Until his appointment, Olisa was a Chief superindent with the London metropolitian Police.
Olisa told the News Agency of Nigeria (NAN)“Policing runs in the family and I have always wanted to be a police officer and ethnicity does not affect that.”
Olisa, whose grandfather was a police officer in Nigeria, said his focus was on the job rather than on being the “first black’’ adding that his ethnicity never affected the way he carried out his duties.
He said: “I consider myself first and foremost a police officer. If (being black) is an advantage, then brilliant; If it’s a disadvantage, I will have to deal with that, I can’t hide it.
“I am impeccably against anyone who uses racist language or behaves in a racist manner.
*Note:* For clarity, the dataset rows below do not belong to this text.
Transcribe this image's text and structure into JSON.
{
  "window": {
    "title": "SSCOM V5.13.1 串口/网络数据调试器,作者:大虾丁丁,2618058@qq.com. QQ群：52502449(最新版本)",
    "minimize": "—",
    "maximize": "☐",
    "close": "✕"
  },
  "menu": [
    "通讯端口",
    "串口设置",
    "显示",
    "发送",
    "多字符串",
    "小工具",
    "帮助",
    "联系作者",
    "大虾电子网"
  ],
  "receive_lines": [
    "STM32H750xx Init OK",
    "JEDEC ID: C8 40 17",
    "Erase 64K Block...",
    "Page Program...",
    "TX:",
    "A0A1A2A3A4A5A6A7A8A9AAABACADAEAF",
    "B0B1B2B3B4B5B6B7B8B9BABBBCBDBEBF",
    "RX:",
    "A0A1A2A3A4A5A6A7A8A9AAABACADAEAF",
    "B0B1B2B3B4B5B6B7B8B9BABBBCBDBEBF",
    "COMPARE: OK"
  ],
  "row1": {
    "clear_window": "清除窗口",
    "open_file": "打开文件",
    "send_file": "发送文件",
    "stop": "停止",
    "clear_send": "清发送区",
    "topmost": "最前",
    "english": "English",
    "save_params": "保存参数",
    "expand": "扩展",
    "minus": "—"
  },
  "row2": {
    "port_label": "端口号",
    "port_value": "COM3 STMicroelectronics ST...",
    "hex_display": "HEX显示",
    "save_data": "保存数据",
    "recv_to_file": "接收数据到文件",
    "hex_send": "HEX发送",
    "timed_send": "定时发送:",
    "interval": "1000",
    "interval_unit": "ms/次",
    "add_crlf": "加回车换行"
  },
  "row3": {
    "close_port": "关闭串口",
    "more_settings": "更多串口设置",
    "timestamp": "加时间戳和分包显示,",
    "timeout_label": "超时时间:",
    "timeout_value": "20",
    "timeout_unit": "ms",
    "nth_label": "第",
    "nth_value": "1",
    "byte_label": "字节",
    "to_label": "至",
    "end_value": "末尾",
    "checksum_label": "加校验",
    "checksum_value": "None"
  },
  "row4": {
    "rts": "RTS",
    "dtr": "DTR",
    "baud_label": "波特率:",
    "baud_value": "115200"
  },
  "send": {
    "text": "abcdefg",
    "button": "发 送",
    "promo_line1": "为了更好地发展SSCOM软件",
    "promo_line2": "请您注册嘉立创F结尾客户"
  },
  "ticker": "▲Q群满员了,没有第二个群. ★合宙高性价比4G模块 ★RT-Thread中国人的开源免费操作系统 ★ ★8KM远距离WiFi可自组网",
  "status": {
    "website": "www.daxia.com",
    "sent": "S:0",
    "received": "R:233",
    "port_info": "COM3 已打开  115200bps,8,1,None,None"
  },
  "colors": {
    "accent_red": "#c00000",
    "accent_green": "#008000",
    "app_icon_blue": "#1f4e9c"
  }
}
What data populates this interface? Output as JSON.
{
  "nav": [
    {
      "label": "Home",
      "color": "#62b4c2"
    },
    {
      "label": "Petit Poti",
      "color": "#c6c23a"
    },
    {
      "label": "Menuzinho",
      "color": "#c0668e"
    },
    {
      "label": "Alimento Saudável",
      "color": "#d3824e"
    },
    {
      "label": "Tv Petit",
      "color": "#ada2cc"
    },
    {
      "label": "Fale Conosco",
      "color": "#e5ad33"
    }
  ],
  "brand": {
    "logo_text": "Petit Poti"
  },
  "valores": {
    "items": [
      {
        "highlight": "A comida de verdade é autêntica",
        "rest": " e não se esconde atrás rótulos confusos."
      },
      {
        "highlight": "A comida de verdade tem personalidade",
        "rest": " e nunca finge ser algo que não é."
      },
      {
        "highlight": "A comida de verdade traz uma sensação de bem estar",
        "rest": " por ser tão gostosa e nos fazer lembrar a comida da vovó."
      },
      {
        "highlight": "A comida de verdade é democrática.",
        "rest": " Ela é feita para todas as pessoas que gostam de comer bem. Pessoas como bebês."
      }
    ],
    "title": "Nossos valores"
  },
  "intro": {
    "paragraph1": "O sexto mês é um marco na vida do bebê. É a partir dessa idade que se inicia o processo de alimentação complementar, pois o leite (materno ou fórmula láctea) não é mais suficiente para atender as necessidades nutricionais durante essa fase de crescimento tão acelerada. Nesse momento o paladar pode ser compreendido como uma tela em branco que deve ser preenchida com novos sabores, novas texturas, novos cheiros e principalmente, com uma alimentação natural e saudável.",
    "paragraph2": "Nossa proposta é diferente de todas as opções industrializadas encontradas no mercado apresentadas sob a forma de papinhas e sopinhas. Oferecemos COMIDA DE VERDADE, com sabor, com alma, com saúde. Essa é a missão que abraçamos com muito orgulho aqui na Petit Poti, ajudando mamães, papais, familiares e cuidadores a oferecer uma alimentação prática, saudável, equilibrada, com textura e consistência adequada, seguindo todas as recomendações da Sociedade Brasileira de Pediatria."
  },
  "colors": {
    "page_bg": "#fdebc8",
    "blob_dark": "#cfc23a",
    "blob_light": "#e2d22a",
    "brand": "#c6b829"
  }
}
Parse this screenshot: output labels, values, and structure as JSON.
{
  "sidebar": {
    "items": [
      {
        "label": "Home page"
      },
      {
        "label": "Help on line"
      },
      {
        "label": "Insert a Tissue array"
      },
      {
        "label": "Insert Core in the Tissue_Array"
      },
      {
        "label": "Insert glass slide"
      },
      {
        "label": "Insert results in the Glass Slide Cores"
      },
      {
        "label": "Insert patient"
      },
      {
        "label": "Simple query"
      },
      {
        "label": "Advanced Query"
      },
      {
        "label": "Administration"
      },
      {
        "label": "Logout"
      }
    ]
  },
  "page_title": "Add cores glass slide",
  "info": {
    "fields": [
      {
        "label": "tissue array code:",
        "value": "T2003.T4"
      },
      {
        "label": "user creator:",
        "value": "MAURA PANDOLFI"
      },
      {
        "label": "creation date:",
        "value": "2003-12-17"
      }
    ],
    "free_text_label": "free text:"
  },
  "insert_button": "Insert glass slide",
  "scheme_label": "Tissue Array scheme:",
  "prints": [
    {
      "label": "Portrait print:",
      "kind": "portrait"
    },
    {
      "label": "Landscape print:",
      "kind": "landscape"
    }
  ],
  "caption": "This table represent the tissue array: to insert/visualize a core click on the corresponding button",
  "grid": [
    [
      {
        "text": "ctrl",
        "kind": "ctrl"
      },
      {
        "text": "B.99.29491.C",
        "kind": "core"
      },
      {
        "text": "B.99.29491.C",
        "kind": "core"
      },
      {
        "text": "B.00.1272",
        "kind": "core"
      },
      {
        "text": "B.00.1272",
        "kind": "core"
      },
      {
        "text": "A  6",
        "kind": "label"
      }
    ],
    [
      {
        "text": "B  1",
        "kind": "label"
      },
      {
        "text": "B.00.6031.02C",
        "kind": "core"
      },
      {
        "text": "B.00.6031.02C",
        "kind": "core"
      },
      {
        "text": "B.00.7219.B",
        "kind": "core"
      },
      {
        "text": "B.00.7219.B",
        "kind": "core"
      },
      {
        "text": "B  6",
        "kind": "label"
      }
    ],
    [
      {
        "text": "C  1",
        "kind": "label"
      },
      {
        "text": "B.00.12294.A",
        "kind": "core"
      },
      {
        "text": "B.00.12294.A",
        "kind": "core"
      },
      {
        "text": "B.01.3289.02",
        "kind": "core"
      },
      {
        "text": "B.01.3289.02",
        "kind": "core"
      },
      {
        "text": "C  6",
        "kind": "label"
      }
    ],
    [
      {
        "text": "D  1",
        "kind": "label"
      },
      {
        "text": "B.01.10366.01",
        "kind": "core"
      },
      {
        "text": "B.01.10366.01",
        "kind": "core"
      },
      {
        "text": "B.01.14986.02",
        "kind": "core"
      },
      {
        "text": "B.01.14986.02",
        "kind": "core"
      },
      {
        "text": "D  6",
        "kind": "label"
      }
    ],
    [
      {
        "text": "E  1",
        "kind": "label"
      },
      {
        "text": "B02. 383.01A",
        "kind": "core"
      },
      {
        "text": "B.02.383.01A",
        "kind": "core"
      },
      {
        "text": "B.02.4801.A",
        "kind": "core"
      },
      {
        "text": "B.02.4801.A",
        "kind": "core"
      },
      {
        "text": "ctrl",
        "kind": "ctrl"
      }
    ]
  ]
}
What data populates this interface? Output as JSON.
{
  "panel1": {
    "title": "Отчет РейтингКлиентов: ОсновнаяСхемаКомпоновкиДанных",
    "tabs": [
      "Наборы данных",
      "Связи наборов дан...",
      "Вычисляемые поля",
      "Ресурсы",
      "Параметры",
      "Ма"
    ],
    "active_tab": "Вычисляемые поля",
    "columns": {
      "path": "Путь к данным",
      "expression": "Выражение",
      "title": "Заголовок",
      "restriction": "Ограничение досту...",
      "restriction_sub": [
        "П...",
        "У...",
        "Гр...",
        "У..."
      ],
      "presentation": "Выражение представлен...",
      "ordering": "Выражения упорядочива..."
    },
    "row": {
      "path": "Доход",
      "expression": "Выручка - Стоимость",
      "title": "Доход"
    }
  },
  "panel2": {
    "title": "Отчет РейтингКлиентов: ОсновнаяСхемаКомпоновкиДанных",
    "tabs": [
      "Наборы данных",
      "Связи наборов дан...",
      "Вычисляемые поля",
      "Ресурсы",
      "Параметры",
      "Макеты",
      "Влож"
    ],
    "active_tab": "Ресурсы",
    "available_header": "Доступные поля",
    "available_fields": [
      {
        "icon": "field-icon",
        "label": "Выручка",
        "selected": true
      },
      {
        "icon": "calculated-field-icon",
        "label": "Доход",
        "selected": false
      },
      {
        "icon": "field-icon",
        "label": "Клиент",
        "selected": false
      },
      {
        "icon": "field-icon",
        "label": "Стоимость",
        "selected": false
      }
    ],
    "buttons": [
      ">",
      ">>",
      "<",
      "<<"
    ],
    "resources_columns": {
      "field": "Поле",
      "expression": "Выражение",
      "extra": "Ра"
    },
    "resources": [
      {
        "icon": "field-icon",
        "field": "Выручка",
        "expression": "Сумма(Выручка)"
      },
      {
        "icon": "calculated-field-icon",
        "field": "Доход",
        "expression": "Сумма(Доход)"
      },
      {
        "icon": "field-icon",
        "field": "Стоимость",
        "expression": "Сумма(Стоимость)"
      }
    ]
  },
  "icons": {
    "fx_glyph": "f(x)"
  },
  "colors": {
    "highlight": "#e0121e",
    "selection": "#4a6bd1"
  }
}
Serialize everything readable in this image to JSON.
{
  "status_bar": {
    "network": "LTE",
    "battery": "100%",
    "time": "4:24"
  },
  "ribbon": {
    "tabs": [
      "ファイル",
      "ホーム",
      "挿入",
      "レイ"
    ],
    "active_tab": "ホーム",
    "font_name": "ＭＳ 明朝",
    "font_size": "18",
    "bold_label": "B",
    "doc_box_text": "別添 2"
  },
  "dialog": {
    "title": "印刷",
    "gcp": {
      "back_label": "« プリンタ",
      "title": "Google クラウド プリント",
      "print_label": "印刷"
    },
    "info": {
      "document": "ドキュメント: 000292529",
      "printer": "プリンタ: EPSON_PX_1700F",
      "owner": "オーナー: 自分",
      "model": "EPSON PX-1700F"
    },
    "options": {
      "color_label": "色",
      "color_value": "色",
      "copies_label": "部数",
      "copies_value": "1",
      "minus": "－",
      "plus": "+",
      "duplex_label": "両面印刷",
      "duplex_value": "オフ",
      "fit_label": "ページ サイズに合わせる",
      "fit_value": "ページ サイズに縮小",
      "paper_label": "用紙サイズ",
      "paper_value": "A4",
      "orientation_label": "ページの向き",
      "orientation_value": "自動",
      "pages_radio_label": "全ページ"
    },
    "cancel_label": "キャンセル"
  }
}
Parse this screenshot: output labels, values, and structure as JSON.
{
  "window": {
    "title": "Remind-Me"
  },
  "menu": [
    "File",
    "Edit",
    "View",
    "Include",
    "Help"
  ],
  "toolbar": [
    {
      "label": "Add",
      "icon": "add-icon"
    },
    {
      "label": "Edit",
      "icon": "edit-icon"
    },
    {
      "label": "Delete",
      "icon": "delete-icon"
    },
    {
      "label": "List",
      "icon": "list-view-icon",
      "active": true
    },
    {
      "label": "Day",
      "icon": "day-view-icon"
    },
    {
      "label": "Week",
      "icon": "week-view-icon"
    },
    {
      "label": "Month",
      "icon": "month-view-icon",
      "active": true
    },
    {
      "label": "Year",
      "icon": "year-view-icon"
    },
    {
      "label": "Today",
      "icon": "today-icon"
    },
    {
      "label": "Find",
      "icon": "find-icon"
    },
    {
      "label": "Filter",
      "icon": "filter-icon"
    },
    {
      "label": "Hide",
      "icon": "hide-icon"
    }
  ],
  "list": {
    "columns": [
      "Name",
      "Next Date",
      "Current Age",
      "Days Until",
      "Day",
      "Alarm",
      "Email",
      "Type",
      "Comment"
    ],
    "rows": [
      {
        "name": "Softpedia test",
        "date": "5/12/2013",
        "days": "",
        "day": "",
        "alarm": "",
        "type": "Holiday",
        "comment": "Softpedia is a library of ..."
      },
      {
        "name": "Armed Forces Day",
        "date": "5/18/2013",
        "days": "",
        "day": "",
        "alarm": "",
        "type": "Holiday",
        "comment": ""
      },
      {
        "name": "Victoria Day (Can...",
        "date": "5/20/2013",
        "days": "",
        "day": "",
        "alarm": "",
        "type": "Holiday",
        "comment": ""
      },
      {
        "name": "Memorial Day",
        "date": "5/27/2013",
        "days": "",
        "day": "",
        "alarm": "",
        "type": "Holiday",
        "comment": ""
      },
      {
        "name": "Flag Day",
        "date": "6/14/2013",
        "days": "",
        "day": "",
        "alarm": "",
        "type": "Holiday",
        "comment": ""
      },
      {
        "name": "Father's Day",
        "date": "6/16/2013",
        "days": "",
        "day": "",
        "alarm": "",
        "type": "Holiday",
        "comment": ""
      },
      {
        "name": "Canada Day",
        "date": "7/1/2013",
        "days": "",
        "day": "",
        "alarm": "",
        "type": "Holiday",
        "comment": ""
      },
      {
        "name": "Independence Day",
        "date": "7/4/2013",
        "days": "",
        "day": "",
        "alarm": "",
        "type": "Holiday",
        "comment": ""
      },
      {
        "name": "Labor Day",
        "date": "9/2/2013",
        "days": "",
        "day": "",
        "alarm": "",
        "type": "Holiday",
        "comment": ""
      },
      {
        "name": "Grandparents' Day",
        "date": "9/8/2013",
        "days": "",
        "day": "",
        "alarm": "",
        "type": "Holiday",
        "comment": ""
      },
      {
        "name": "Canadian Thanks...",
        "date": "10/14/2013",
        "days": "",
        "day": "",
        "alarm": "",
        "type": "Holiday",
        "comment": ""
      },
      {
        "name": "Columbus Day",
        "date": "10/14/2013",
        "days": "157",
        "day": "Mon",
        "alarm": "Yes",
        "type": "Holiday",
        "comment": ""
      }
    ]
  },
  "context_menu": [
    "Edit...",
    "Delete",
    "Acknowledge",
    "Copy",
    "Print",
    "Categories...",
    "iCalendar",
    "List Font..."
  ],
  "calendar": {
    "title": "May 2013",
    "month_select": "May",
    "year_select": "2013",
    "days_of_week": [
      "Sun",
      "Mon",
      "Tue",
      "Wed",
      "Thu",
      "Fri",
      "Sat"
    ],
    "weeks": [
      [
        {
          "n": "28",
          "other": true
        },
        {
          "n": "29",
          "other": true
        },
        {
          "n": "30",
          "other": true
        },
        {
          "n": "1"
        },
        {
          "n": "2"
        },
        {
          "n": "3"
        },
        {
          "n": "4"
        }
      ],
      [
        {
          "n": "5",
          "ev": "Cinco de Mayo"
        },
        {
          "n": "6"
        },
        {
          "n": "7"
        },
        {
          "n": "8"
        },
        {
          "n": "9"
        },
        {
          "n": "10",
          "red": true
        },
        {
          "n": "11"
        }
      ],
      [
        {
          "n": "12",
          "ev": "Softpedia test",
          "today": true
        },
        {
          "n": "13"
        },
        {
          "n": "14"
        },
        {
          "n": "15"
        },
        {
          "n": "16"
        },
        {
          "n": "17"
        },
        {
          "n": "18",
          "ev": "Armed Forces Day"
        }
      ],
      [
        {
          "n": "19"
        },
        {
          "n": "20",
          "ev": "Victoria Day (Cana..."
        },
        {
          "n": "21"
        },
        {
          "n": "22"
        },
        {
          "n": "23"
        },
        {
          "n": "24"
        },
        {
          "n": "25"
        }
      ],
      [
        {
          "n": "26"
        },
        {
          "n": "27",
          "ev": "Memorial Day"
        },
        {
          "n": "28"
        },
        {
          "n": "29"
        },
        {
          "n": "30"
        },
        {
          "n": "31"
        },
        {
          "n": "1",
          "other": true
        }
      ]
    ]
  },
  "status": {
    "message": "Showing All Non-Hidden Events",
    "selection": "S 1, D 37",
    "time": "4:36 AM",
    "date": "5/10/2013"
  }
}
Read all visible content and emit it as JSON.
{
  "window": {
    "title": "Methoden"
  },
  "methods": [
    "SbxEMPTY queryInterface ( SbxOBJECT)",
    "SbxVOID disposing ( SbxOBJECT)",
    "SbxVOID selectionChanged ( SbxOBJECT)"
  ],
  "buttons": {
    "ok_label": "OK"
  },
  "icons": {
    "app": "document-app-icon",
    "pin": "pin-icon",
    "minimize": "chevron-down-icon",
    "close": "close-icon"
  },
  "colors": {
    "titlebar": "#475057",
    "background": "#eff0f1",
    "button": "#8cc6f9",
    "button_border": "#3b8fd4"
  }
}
This will not be allowed under my watch.
“I believe that everyone should be treated with dignity wherever they come from.’’
Olisa, 52, born in Warri, Delta State, is one of the three chief superintendents from black minority ethnic background working for the Metropolitan Police.
He started his career in Surrey Police in 1982 before transferring to the City of London Police in 1990 as detective inspector in the Fraud Squad.
After a stint at the Home Office, he moved to the Metropolitan Police in 2006 as a superintendent in Southwark Council before his recent appointment.